_Goal of the exercise_
Every line with the word "icon" in it should be extracted from the data that follows.

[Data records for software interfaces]
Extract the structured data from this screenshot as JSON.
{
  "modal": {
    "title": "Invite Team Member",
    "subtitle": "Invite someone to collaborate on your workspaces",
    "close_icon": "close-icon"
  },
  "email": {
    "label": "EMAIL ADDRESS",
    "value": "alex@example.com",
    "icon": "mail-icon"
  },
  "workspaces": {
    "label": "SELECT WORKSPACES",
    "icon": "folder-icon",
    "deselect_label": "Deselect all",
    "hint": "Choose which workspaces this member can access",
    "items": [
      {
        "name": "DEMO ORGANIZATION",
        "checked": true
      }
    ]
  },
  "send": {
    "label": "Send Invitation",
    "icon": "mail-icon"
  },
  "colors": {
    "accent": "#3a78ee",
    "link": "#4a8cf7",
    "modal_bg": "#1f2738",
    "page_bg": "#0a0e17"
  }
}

_Output of the exercise_
    "close_icon": "close-icon"
    "icon": "mail-icon"
    "icon": "folder-icon",
    "icon": "mail-icon"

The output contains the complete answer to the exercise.